2013, Week 41 – from October 6 to October 13
- Maersk-Seago: new weekly feeder replaces halted Baltic leg of ‘CRX’
- OPDR adds Andalusia link with new Huelva call
- CMA CGM further strengthens Morocco coverage for citrus season
- PIL to launch intra-WAF feeder ‘WA2’
- G6 Alliance announces low season contingency plan
Fleet & Finance
- SAUDI TABUK – last of NSCSA conro quartet bows out after 30 years of service
- RAL re-boots newbuilding program with five orders in Poland
- SCI to cancel 3,500 teu order at Rongsheng
- Delivery of 37,000 dwt GREEN MOUNTAIN
The upcoming winter slack season on the northern hemisphere’s east-west mainline trades has prompted the New World Alliance partners to implement a transpacific capacity reduction program and remove one service string from their portfolio.
In mid-October, Hyundai Merchant Marine, APL and Mitsui O.S.K. Lines will therefore shut down their ‘PS1’ Transpacific service.
The loop, which connects China and Korea to the Northern WCNA will close after the HYUNDAI LONG BEACH’s final departure from Yantian on 12 October.

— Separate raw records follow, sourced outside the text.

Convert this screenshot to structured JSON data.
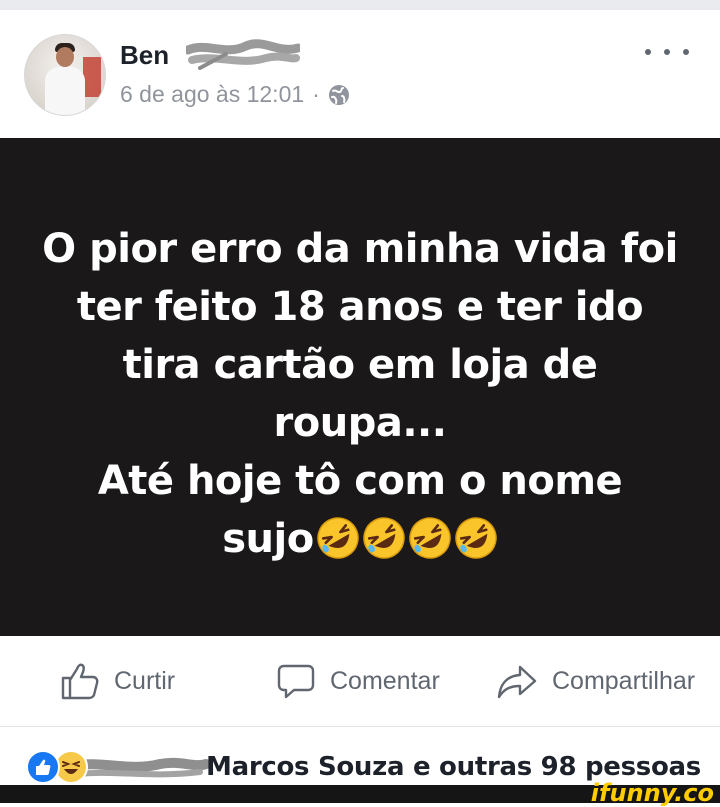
{
  "header": {
    "name": "Ben",
    "timestamp": "6 de ago às 12:01",
    "separator": "·",
    "privacy_icon": "globe-icon",
    "menu_icon": "more-dots-icon"
  },
  "post": {
    "lines": [
      "O pior erro da minha vida foi",
      "ter feito 18 anos e ter ido",
      "tira cartão em loja de",
      "roupa...",
      "Até hoje tô com o nome",
      "sujo"
    ],
    "emoji_icon": "rolling-on-floor-laughing-emoji",
    "emoji_count": 4,
    "background": "#1a1818"
  },
  "actions": {
    "like_label": "Curtir",
    "comment_label": "Comentar",
    "share_label": "Compartilhar"
  },
  "reactions": {
    "icons": [
      "like-reaction-icon",
      "haha-reaction-icon"
    ],
    "text": "Marcos Souza e outras 98 pessoas"
  },
  "watermark": "ifunny.co"
}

The ‘PS1’ is operated by Hyundai (one ship) and APL (five ships), with MOL and Hamburg Süd as slot partners. It presently deploys a fleet of six ships in the size range of 5,514 teu to 6,350 teu. The loop turns in six weeks and calls at the following ports: Yantian (Shenzhen), Hong Kong, Xiamen, Busan, Seattle, Vancouver, Yokohama, Kaohsiung, Chiwan (Shenzhen), Yantian (Shenzhen).
Closing the loop will have a negative capacity impact of 5,758 teu per week and per direction.
In order to distribute this capacity reduction more evenly across the entire American West Coast, the New World Alliance will accompanying measures to the ‘PS1’ closure and alter the weekly capacities of other transpacific services.
In order to mitigate the capacity impact on Seattle and Vancouver, the alliance’s ‘PNW’ and ‘PCX’ services will swap their fleets. The 8,900 teu ships presently trading on the ‘PCX’ will be moved to the ‘PNW’ loop, which services the Pacific North West with calls at Tacoma, Seattle and Vancouver. On this loop, the ships replace a set of 6,800 teu vessels that move on to sail on the California service ‘PCX’, which serves Los Angeles and Oakland.
While the vessel swap as such does not affect overall transpacific volumes, it removes some 2,100 weekly slots from California and adds them to the northern ports.
The Vancouver and Hong Kong based non operating owner Seaspan, which this week firmed up long-term charter deals for five Hyundai-built 14,000 teu ships with Yang Ming, said it planned to order another five vessels of similar design at CSBC Taiwan – also for Yang Ming.
Seaspan on Tuesday confirmed that it had entered into ‘commitments’ with CSBC Corporation Taiwan to have constructed and to acquire the five containerships for an aggregate purchase price of approximately USD 550 million.
Concurrently with this newbuilding commitment, Seaspan signed a binding letter of intent with Yang Ming to enter into long-term, fixed-rate time charter contracts for these ships. The company disclosed that it expected to complete definitive time charter contracts with Yang Ming and definitive shipbuilding contracts with CSBC shortly.
The vessels are to be built at CSBC’s Kaohsiung shipyard and they are scheduled for delivery in 2016.
Over the course of 2015 and 2016, Yang Ming is thus to receive no fewer than 15 container ships of 14,000 teu from Seaspan.
Yang Ming’s orderbook furthermore includes two 6,250 teu ships from Japan. Built at Imabari’s Koyo Shipyard and chartered from the Imabari Group’s Shoei Kisen, these ships are sisters of the recently delivered YM MOVEMENT.
Seaspan on Tuesday announced that the five 14,000 teu container ships which the company ordered in late July at Hyundai Heavy Industries, will be chartered out to Yang Ming.
The Vancouver and Hong Kong based non operating owner said it recently signed long-term, fixed-rate time charter contracts with the Taiwanese carrier for all five ships.
Seaspan ordered the vessels for a unit price of USD 107 to 110 million, which translates into a per teu slot price of USD 7,643 to USD 7,857. The newbuildings are slated for delivery in the second half of 2015.
The five ships add to five similar vessels that Seaspan ordered in January, also for long-term charters to Yang Ming. Seapan paid a total of USD 600 million for these ships: USD 120 million per unit or USD 8,571 per teu slot. Compared to the initial five ships, Seaspan was thus able to obtain a notable discount from Hyundai.
Seaspan also announced that it entered negotiations with Taiwan’s CSBC Shipyard to order another five ships of 14,000 teu. Scheduled for delivery in 2016, these ships are also earmarked for Yang Ming.